Collection entries:

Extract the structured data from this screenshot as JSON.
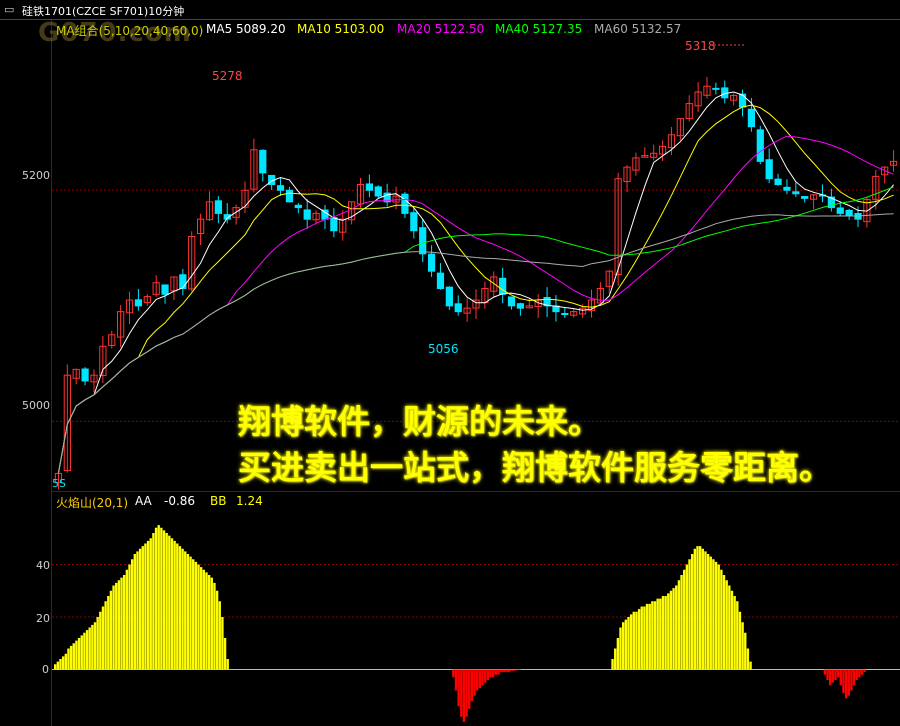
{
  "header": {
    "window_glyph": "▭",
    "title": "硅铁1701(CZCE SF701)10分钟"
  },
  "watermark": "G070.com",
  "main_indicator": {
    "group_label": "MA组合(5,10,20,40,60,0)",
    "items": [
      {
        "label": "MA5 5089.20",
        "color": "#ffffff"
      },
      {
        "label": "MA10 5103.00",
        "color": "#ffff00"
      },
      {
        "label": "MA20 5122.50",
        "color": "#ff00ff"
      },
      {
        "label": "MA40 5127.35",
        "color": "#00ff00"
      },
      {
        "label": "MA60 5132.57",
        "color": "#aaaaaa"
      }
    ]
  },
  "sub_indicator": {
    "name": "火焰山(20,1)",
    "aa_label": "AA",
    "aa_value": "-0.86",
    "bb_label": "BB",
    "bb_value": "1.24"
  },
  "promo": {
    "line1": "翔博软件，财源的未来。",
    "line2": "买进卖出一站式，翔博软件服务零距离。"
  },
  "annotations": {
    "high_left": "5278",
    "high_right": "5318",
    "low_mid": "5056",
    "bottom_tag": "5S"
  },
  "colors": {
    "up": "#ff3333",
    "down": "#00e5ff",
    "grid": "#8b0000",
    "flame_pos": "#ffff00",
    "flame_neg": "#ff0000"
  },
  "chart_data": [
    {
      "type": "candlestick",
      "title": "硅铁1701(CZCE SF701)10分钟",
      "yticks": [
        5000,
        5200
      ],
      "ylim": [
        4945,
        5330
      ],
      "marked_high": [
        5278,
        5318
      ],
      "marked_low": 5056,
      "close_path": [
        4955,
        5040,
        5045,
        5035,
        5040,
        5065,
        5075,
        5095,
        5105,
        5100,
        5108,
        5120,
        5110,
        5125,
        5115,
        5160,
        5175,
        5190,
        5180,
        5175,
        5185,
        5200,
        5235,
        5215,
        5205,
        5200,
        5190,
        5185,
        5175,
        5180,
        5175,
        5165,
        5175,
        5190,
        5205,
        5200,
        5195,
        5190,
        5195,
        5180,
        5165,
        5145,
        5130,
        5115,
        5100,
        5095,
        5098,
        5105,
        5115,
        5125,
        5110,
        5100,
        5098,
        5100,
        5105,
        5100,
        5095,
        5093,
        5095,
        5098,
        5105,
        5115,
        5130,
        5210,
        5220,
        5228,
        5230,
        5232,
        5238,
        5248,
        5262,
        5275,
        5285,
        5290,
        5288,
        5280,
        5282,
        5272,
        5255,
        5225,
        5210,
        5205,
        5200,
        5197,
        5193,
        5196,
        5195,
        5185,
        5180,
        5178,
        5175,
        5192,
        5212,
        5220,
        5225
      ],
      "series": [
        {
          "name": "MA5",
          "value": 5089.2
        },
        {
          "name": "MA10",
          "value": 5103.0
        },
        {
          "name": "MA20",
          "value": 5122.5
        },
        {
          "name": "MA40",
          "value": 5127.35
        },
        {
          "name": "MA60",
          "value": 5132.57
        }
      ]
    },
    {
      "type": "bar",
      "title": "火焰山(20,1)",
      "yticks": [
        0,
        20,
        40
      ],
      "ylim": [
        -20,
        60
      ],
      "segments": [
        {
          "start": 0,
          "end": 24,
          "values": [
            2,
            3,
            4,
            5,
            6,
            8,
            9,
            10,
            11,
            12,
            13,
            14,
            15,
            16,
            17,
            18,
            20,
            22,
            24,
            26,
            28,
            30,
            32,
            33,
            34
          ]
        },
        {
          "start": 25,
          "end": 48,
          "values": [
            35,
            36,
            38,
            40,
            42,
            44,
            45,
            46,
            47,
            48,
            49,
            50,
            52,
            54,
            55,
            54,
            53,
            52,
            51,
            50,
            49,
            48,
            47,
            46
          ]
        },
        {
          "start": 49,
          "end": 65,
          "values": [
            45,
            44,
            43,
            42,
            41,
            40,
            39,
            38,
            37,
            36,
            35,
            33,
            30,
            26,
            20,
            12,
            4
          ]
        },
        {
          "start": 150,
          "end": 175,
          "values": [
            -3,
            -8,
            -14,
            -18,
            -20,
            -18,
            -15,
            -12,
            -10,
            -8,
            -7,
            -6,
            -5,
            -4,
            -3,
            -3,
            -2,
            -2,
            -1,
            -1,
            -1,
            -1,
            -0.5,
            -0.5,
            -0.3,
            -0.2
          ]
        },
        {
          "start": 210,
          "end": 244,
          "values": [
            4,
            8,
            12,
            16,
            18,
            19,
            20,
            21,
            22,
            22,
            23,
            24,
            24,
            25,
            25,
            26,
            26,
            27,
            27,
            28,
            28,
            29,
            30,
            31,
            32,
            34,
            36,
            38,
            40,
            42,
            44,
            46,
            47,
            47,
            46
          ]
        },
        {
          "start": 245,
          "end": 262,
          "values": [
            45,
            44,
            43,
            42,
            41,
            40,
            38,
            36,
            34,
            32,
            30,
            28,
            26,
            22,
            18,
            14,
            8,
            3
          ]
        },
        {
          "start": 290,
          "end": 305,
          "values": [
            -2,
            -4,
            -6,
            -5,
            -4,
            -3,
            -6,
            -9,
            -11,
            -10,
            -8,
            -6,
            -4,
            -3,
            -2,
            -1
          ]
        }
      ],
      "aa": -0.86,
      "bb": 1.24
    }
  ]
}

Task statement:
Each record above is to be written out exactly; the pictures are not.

Reply:
Extract the structured data from this screenshot as JSON.
{
  "header": {
    "window_glyph": "▭",
    "title": "硅铁1701(CZCE SF701)10分钟"
  },
  "watermark": "G070.com",
  "main_indicator": {
    "group_label": "MA组合(5,10,20,40,60,0)",
    "items": [
      {
        "label": "MA5 5089.20",
        "color": "#ffffff"
      },
      {
        "label": "MA10 5103.00",
        "color": "#ffff00"
      },
      {
        "label": "MA20 5122.50",
        "color": "#ff00ff"
      },
      {
        "label": "MA40 5127.35",
        "color": "#00ff00"
      },
      {
        "label": "MA60 5132.57",
        "color": "#aaaaaa"
      }
    ]
  },
  "sub_indicator": {
    "name": "火焰山(20,1)",
    "aa_label": "AA",
    "aa_value": "-0.86",
    "bb_label": "BB",
    "bb_value": "1.24"
  },
  "promo": {
    "line1": "翔博软件，财源的未来。",
    "line2": "买进卖出一站式，翔博软件服务零距离。"
  },
  "annotations": {
    "high_left": "5278",
    "high_right": "5318",
    "low_mid": "5056",
    "bottom_tag": "5S"
  },
  "colors": {
    "up": "#ff3333",
    "down": "#00e5ff",
    "grid": "#8b0000",
    "flame_pos": "#ffff00",
    "flame_neg": "#ff0000"
  },
  "chart_data": [
    {
      "type": "candlestick",
      "title": "硅铁1701(CZCE SF701)10分钟",
      "yticks": [
        5000,
        5200
      ],
      "ylim": [
        4945,
        5330
      ],
      "marked_high": [
        5278,
        5318
      ],
      "marked_low": 5056,
      "close_path": [
        4955,
        5040,
        5045,
        5035,
        5040,
        5065,
        5075,
        5095,
        5105,
        5100,
        5108,
        5120,
        5110,
        5125,
        5115,
        5160,
        5175,
        5190,
        5180,
        5175,
        5185,
        5200,
        5235,
        5215,
        5205,
        5200,
        5190,
        5185,
        5175,
        5180,
        5175,
        5165,
        5175,
        5190,
        5205,
        5200,
        5195,
        5190,
        5195,
        5180,
        5165,
        5145,
        5130,
        5115,
        5100,
        5095,
        5098,
        5105,
        5115,
        5125,
        5110,
        5100,
        5098,
        5100,
        5105,
        5100,
        5095,
        5093,
        5095,
        5098,
        5105,
        5115,
        5130,
        5210,
        5220,
        5228,
        5230,
        5232,
        5238,
        5248,
        5262,
        5275,
        5285,
        5290,
        5288,
        5280,
        5282,
        5272,
        5255,
        5225,
        5210,
        5205,
        5200,
        5197,
        5193,
        5196,
        5195,
        5185,
        5180,
        5178,
        5175,
        5192,
        5212,
        5220,
        5225
      ],
      "series": [
        {
          "name": "MA5",
          "value": 5089.2
        },
        {
          "name": "MA10",
          "value": 5103.0
        },
        {
          "name": "MA20",
          "value": 5122.5
        },
        {
          "name": "MA40",
          "value": 5127.35
        },
        {
          "name": "MA60",
          "value": 5132.57
        }
      ]
    },
    {
      "type": "bar",
      "title": "火焰山(20,1)",
      "yticks": [
        0,
        20,
        40
      ],
      "ylim": [
        -20,
        60
      ],
      "segments": [
        {
          "start": 0,
          "end": 24,
          "values": [
            2,
            3,
            4,
            5,
            6,
            8,
            9,
            10,
            11,
            12,
            13,
            14,
            15,
            16,
            17,
            18,
            20,
            22,
            24,
            26,
            28,
            30,
            32,
            33,
            34
          ]
        },
        {
          "start": 25,
          "end": 48,
          "values": [
            35,
            36,
            38,
            40,
            42,
            44,
            45,
            46,
            47,
            48,
            49,
            50,
            52,
            54,
            55,
            54,
            53,
            52,
            51,
            50,
            49,
            48,
            47,
            46
          ]
        },
        {
          "start": 49,
          "end": 65,
          "values": [
            45,
            44,
            43,
            42,
            41,
            40,
            39,
            38,
            37,
            36,
            35,
            33,
            30,
            26,
            20,
            12,
            4
          ]
        },
        {
          "start": 150,
          "end": 175,
          "values": [
            -3,
            -8,
            -14,
            -18,
            -20,
            -18,
            -15,
            -12,
            -10,
            -8,
            -7,
            -6,
            -5,
            -4,
            -3,
            -3,
            -2,
            -2,
            -1,
            -1,
            -1,
            -1,
            -0.5,
            -0.5,
            -0.3,
            -0.2
          ]
        },
        {
          "start": 210,
          "end": 244,
          "values": [
            4,
            8,
            12,
            16,
            18,
            19,
            20,
            21,
            22,
            22,
            23,
            24,
            24,
            25,
            25,
            26,
            26,
            27,
            27,
            28,
            28,
            29,
            30,
            31,
            32,
            34,
            36,
            38,
            40,
            42,
            44,
            46,
            47,
            47,
            46
          ]
        },
        {
          "start": 245,
          "end": 262,
          "values": [
            45,
            44,
            43,
            42,
            41,
            40,
            38,
            36,
            34,
            32,
            30,
            28,
            26,
            22,
            18,
            14,
            8,
            3
          ]
        },
        {
          "start": 290,
          "end": 305,
          "values": [
            -2,
            -4,
            -6,
            -5,
            -4,
            -3,
            -6,
            -9,
            -11,
            -10,
            -8,
            -6,
            -4,
            -3,
            -2,
            -1
          ]
        }
      ],
      "aa": -0.86,
      "bb": 1.24
    }
  ]
}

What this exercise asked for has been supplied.